Every now and then, AR-15 owners may feel the need for something a little more powerful than the standard 5.56mm NATO chambering. Whether it’s hunting big game, stopping cars, or punching through brick walls, sometimes you just need a little more oomph. That normally means a bigger bore and a lot more power. And over the years, the market for big-bore AR-15 cartridges has narrowed itself down to two primary competitors: the .458 SOCOM and the .50 Beowulf.
The .50 Beowulf is similar in origin to the now-defunct .499 Leitner-Wise cartridge. A straight-walled cartridge based on a lengthened .50 Action Express pistol case, the .50 Beowulf features a base diameter of .535 inches with a rebated rim diameter of .445 inches, the same as the 7.62x39mm and 6.5 Grendel cartridges, and fires .500-inch 50-caliber pistol bullets.
The case capacity of the .50 Beowulf is similar to the .500 S&W Magnum revolver cartridge, but it operates at a much lower pressure. Because of the higher bolt thrust from the wider diameter cartridge, .50 Beowulf pressures have to be kept significantly lower than the 55,000-62,000 psi at which the 5.56 NATO operates, generally at around 35,000 psi.
Despite the low pressures, the .50 Beowulf puts up pretty impressive ballistics, more than surpassing the energy of standard .45-70 loads, and putting it pretty close in terms of muzzle energy to larger cartridges such as the .308 Winchester. The most commonly available loads feature bullets in the 300- to 400-grain range, with 300-grain bullets leaving the muzzle at 2,050 feet per second, 335-grain bullets at 1,900 feet per second, and 400-grain bullets at 1,800 feet per second, for about 2,800 foot-pounds of muzzle velocity.

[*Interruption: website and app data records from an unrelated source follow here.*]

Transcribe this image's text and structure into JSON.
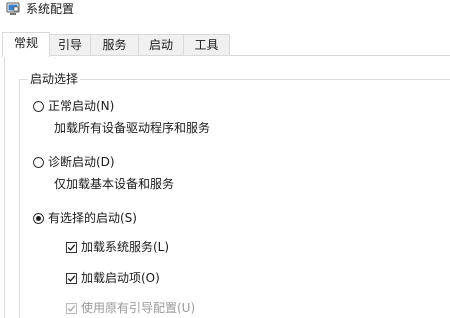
{
  "window": {
    "title": "系统配置",
    "icon": "system-configuration-icon"
  },
  "tabs": [
    {
      "label": "常规",
      "active": true
    },
    {
      "label": "引导",
      "active": false
    },
    {
      "label": "服务",
      "active": false
    },
    {
      "label": "启动",
      "active": false
    },
    {
      "label": "工具",
      "active": false
    }
  ],
  "startup_selection": {
    "legend": "启动选择",
    "normal": {
      "label": "正常启动(N)",
      "description": "加载所有设备驱动程序和服务",
      "selected": false
    },
    "diagnostic": {
      "label": "诊断启动(D)",
      "description": "仅加载基本设备和服务",
      "selected": false
    },
    "selective": {
      "label": "有选择的启动(S)",
      "selected": true,
      "options": {
        "load_services": {
          "label": "加载系统服务(L)",
          "checked": true,
          "enabled": true
        },
        "load_startup_items": {
          "label": "加载启动项(O)",
          "checked": true,
          "enabled": true
        },
        "use_original_boot_config": {
          "label": "使用原有引导配置(U)",
          "checked": true,
          "enabled": false
        }
      }
    }
  }
}
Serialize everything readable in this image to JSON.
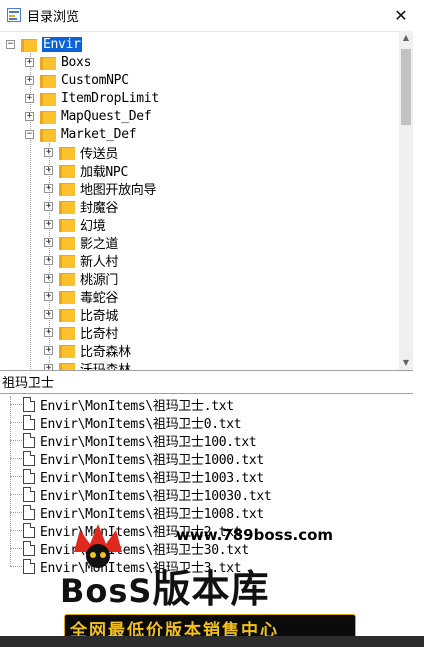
{
  "window": {
    "title": "目录浏览",
    "close_label": "✕"
  },
  "tree": {
    "root": {
      "label": "Envir",
      "expanded": true,
      "selected": true
    },
    "level1": [
      {
        "label": "Boxs",
        "expanded": false
      },
      {
        "label": "CustomNPC",
        "expanded": false
      },
      {
        "label": "ItemDropLimit",
        "expanded": false
      },
      {
        "label": "MapQuest_Def",
        "expanded": false
      },
      {
        "label": "Market_Def",
        "expanded": true
      }
    ],
    "market_children": [
      {
        "label": "传送员"
      },
      {
        "label": "加载NPC"
      },
      {
        "label": "地图开放向导"
      },
      {
        "label": "封魔谷"
      },
      {
        "label": "幻境"
      },
      {
        "label": "影之道"
      },
      {
        "label": "新人村"
      },
      {
        "label": "桃源门"
      },
      {
        "label": "毒蛇谷"
      },
      {
        "label": "比奇城"
      },
      {
        "label": "比奇村"
      },
      {
        "label": "比奇森林"
      },
      {
        "label": "沃玛森林"
      }
    ],
    "expander_collapsed": "+",
    "expander_expanded": "−"
  },
  "search": {
    "value": "祖玛卫士"
  },
  "results": [
    "Envir\\MonItems\\祖玛卫士.txt",
    "Envir\\MonItems\\祖玛卫士0.txt",
    "Envir\\MonItems\\祖玛卫士100.txt",
    "Envir\\MonItems\\祖玛卫士1000.txt",
    "Envir\\MonItems\\祖玛卫士1003.txt",
    "Envir\\MonItems\\祖玛卫士10030.txt",
    "Envir\\MonItems\\祖玛卫士1008.txt",
    "Envir\\MonItems\\祖玛卫士2.txt",
    "Envir\\MonItems\\祖玛卫士30.txt",
    "Envir\\MonItems\\祖玛卫士3.txt"
  ],
  "watermark": {
    "url": "www.789boss.com",
    "brand_latin": "BosS",
    "brand_cjk": "版本库",
    "slogan": "全网最低价版本销售中心"
  },
  "colors": {
    "folder": "#fdc12c",
    "selection": "#0a64d8",
    "watermark_gold": "#f1c01c"
  }
}
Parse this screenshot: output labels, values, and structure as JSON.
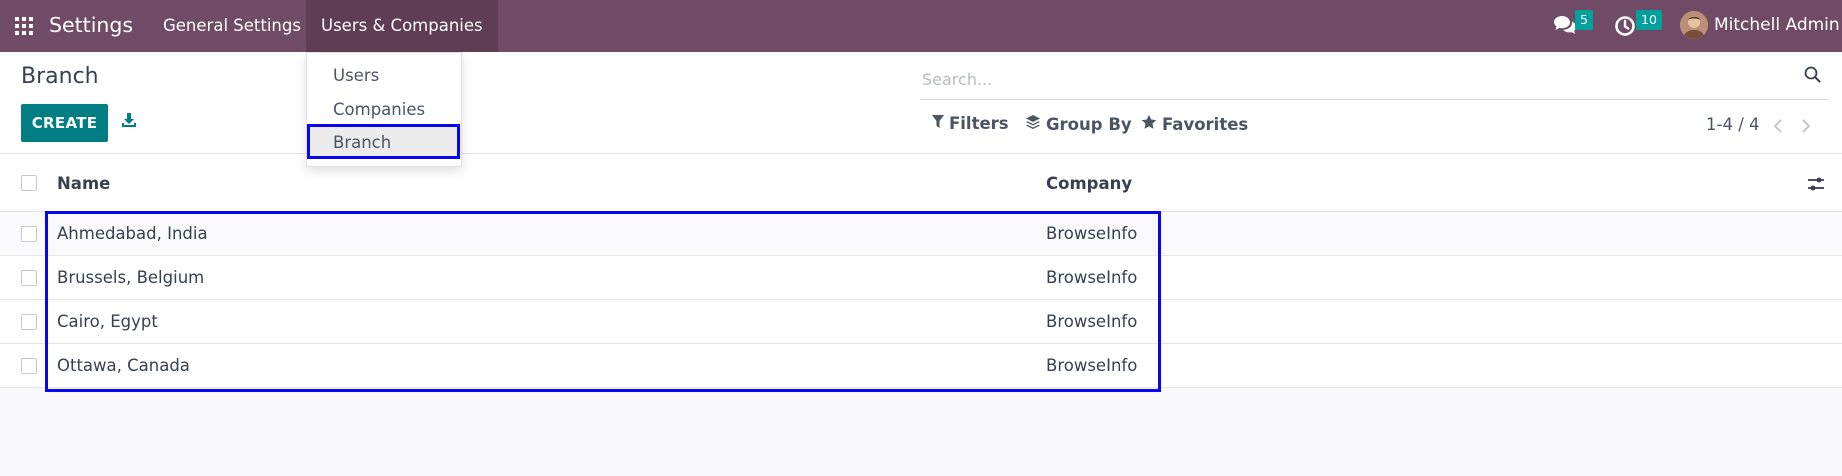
{
  "navbar": {
    "app_title": "Settings",
    "menus": [
      "General Settings",
      "Users & Companies"
    ],
    "messages_badge": "5",
    "activities_badge": "10",
    "user_name": "Mitchell Admin"
  },
  "dropdown": {
    "items": [
      "Users",
      "Companies",
      "Branch"
    ],
    "active_item": "Branch"
  },
  "control_panel": {
    "title": "Branch",
    "create_label": "CREATE",
    "search_placeholder": "Search...",
    "filters_label": "Filters",
    "group_by_label": "Group By",
    "favorites_label": "Favorites",
    "pager": "1-4 / 4"
  },
  "list": {
    "columns": [
      "Name",
      "Company"
    ],
    "rows": [
      {
        "name": "Ahmedabad, India",
        "company": "BrowseInfo"
      },
      {
        "name": "Brussels, Belgium",
        "company": "BrowseInfo"
      },
      {
        "name": "Cairo, Egypt",
        "company": "BrowseInfo"
      },
      {
        "name": "Ottawa, Canada",
        "company": "BrowseInfo"
      }
    ]
  },
  "colors": {
    "navbar": "#6f4b65",
    "primary": "#017e84",
    "badge": "#00a09d",
    "highlight": "#0a05f0"
  },
  "icons": {
    "apps": "grid-icon",
    "messages": "chat-icon",
    "activities": "clock-icon",
    "download": "download-icon",
    "search": "search-icon",
    "filters": "funnel-icon",
    "group_by": "layers-icon",
    "favorites": "star-icon",
    "pager_prev": "chevron-left-icon",
    "pager_next": "chevron-right-icon",
    "optional_columns": "sliders-icon"
  }
}
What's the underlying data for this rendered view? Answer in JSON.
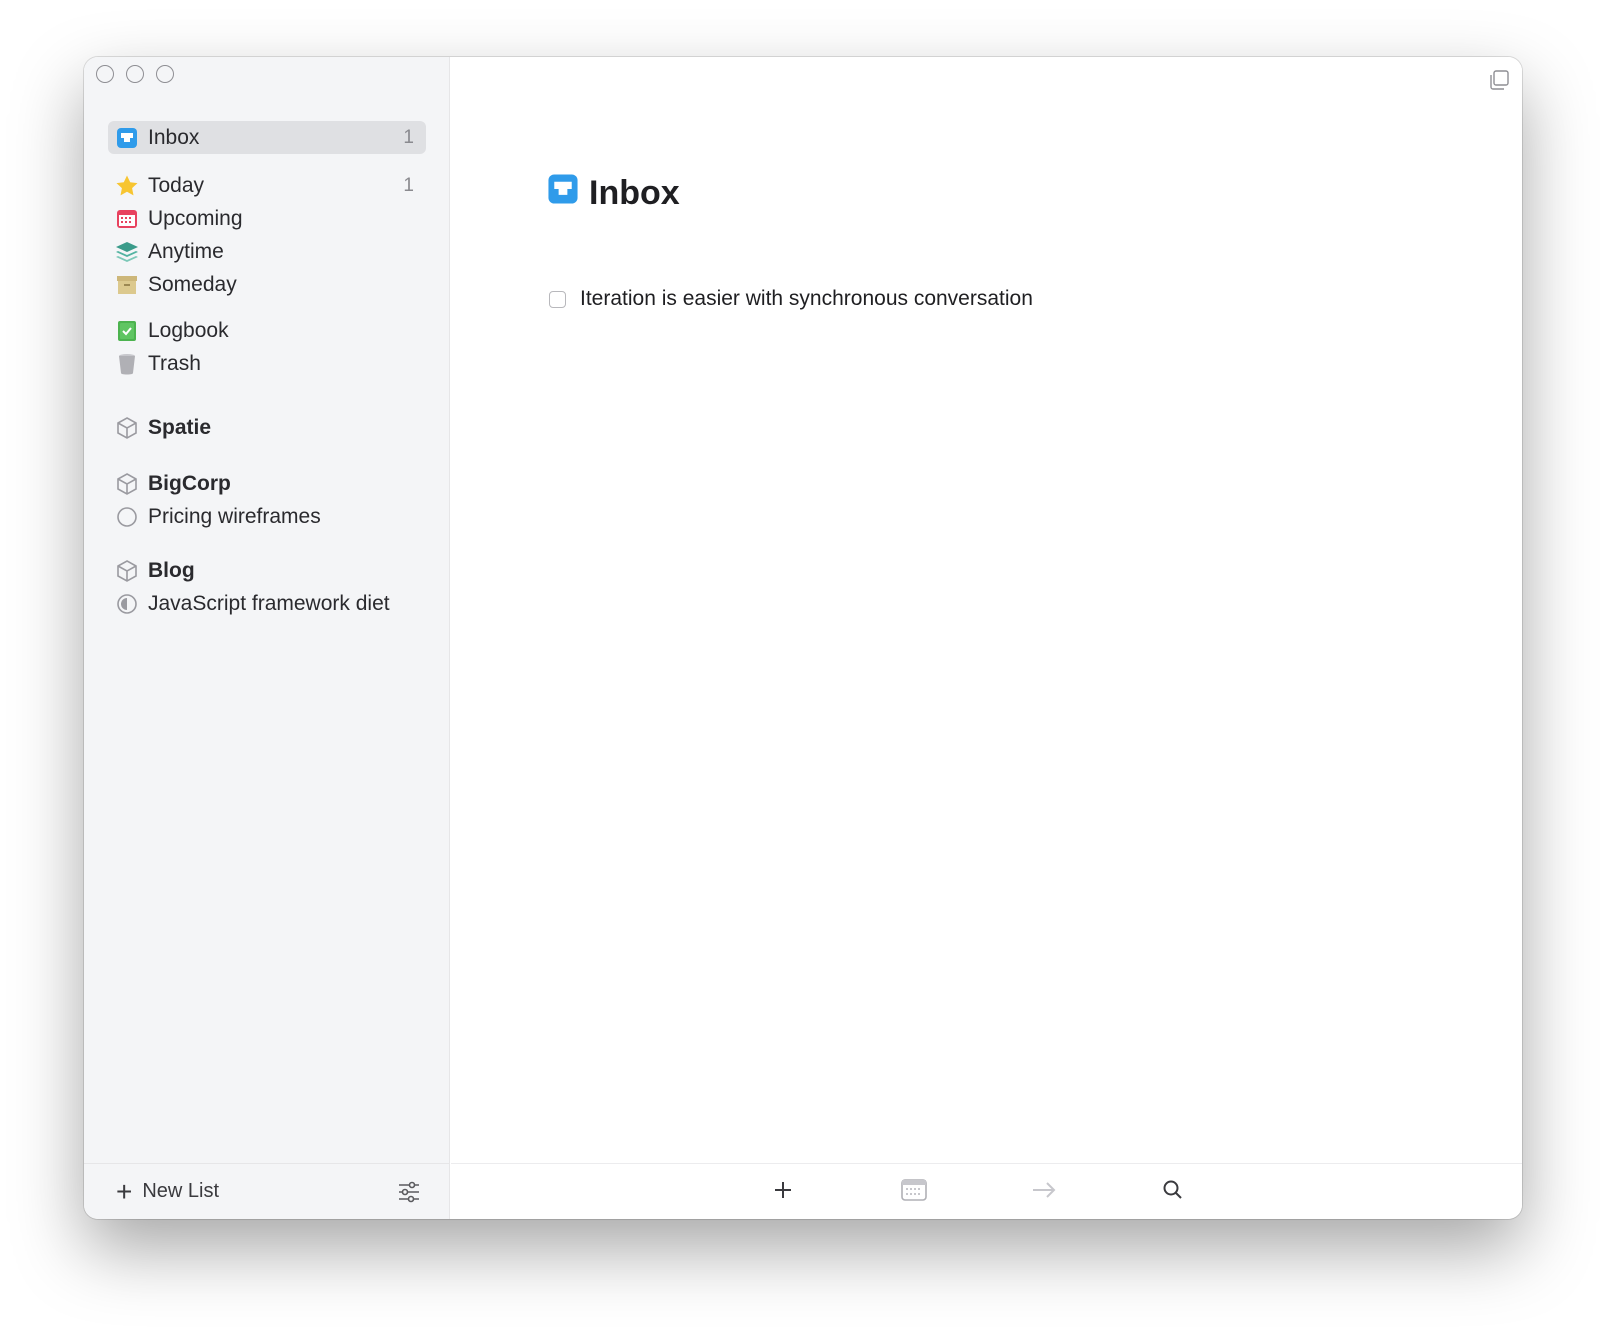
{
  "sidebar": {
    "items": [
      {
        "label": "Inbox",
        "count": "1",
        "icon": "inbox-icon"
      },
      {
        "label": "Today",
        "count": "1",
        "icon": "star-icon"
      },
      {
        "label": "Upcoming",
        "icon": "calendar-icon"
      },
      {
        "label": "Anytime",
        "icon": "layers-icon"
      },
      {
        "label": "Someday",
        "icon": "archive-box-icon"
      },
      {
        "label": "Logbook",
        "icon": "logbook-icon"
      },
      {
        "label": "Trash",
        "icon": "trash-icon"
      }
    ],
    "areas": [
      {
        "label": "Spatie",
        "icon": "area-cube-icon"
      },
      {
        "label": "BigCorp",
        "icon": "area-cube-icon",
        "projects": [
          {
            "label": "Pricing wireframes",
            "icon": "project-circle-icon"
          }
        ]
      },
      {
        "label": "Blog",
        "icon": "area-cube-icon",
        "projects": [
          {
            "label": "JavaScript framework diet",
            "icon": "project-progress-icon"
          }
        ]
      }
    ],
    "footer": {
      "new_list_label": "New List"
    }
  },
  "main": {
    "title": "Inbox",
    "tasks": [
      {
        "title": "Iteration is easier with synchronous conversation",
        "checked": false
      }
    ]
  },
  "colors": {
    "inbox_blue": "#2f9bea",
    "today_yellow": "#f7c531",
    "upcoming_red": "#e8425f",
    "anytime_teal": "#3a9b8a",
    "someday_tan": "#cdb77a",
    "logbook_green": "#4cb34f"
  }
}
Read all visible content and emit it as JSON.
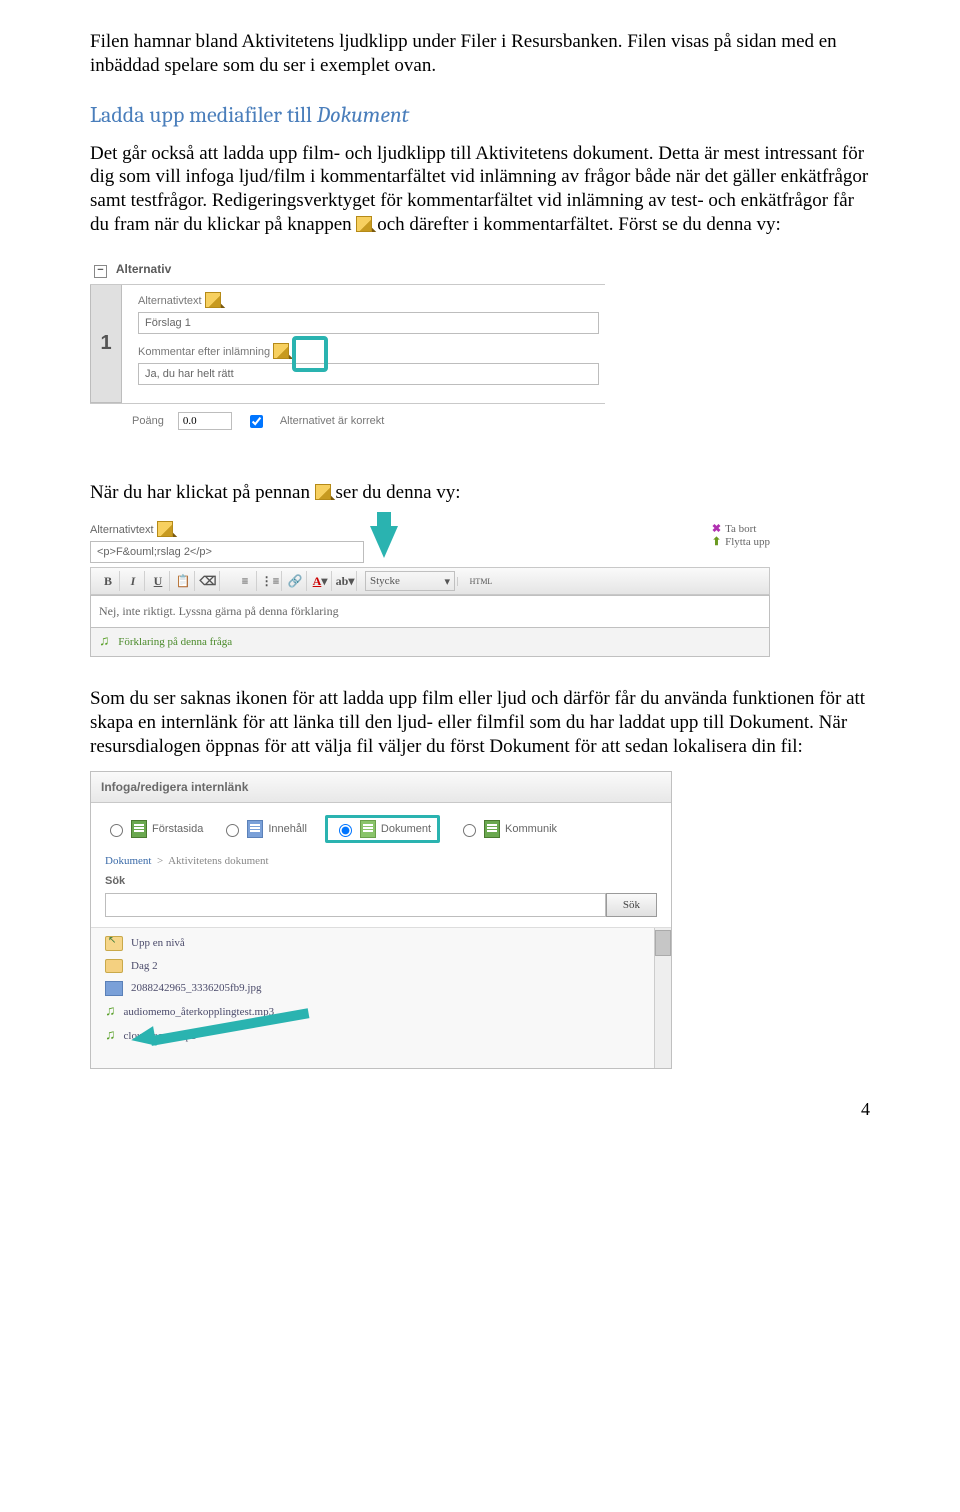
{
  "page_number": "4",
  "intro": {
    "p1": "Filen hamnar bland Aktivitetens ljudklipp under Filer i Resursbanken. Filen visas på sidan med en inbäddad spelare som du ser i exemplet ovan."
  },
  "heading": {
    "prefix": "Ladda upp mediafiler till ",
    "em": "Dokument"
  },
  "body": {
    "p2a": "Det går också att ladda upp film- och ljudklipp till Aktivitetens dokument. Detta är mest intressant för dig som vill infoga ljud/film i kommentarfältet vid inlämning av frågor både när det gäller enkätfrågor samt testfrågor. Redigeringsverktyget för kommentarfältet vid inlämning av test- och enkätfrågor får du fram när du klickar på knappen",
    "p2b": "och därefter i kommentarfältet. Först se du denna vy:",
    "p3a": "När du har klickat på pennan",
    "p3b": "ser du denna vy:",
    "p4": "Som du ser saknas ikonen för att ladda upp film eller ljud och därför får du använda funktionen för att skapa en internlänk för att länka till den ljud- eller filmfil som du har laddat upp till Dokument. När resursdialogen öppnas för att välja fil väljer du först Dokument för att sedan lokalisera din fil:"
  },
  "panel1": {
    "section": "Alternativ",
    "number": "1",
    "alt_label": "Alternativtext",
    "alt_value": "Förslag 1",
    "comment_label": "Kommentar efter inlämning",
    "comment_value": "Ja, du har helt rätt",
    "points_label": "Poäng",
    "points_value": "0.0",
    "correct_label": "Alternativet är korrekt"
  },
  "panel2": {
    "alt_label": "Alternativtext",
    "html_value": "<p>F&ouml;rslag 2</p>",
    "remove": "Ta bort",
    "moveup": "Flytta upp",
    "style": "Stycke",
    "html_btn": "HTML",
    "edit_text": "Nej, inte riktigt. Lyssna gärna på denna förklaring",
    "attachment": "Förklaring på denna fråga"
  },
  "panel3": {
    "title": "Infoga/redigera internlänk",
    "tabs": {
      "forstasida": "Förstasida",
      "innehall": "Innehåll",
      "dokument": "Dokument",
      "kommunik": "Kommunik"
    },
    "breadcrumb": {
      "root": "Dokument",
      "current": "Aktivitetens dokument"
    },
    "search_label": "Sök",
    "search_btn": "Sök",
    "files": {
      "up": "Upp en nivå",
      "folder": "Dag 2",
      "img": "2088242965_3336205fb9.jpg",
      "audio1": "audiomemo_återkopplingtest.mp3",
      "audio2": "cloud_song.mp3"
    }
  }
}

Heavier bullets can be loaded too, with 500-grain bullets leaving the muzzle at 1,450 feet per second. Those who cast their own lead bullets can even load .50-caliber bullets intended for the .500 S&W Magnum, with weights up to 700 grains and velocities beginning to drop into the subsonic range.
One of the drawbacks of the .50 Beowulf is its limited magazine capacity. Because of the fatter cartridge, a standard 30-round AR-15 magazine can only fit 10 Beowulf cartridges, while the 20-round magazines can only fit 7 rounds, and 10-round magazines only fit 4. The .50 Beowulf was intended to be able to chamber from standard .223-caliber AR-15 magazines, although Beowulf-specific magazines exist. And if you can find .499 Leitner-Wise magazines, those will work with the Beowulf too.
Another problem with the .50 Beowulf is that, like the .458 SOCOM, it’s a proprietary cartridge that hasn’t been standardized by SAAMI. As a result of its popularity, numerous other manufacturers have tried to reverse-engineer the cartridge, calling their versions the 12.7x42mm. And as with the .458 SOCOM, not all of those reverse-engineered versions perform properly, leading to feeding problems, short-stroking, etc.
The .50 Beowulf is also a straight-walled cartridge, meaning that feeding will be slightly more difficult than for the bottlenecked .458 SOCOM. For handloaders, getting case overall length right is more important than for the .458 SOCOM, otherwise there could be problems with headspace and primer ignition.
Despite those potential problems, the .50 Beowulf is a potent and capable cartridge. And if you’re looking for real big-bore power while sticking to the AR-15 platform, it’s one of only two real options available to you. If you do your research and determine that you need the .50 Beowulf’s power, it certainly will hold its own in any survival situation.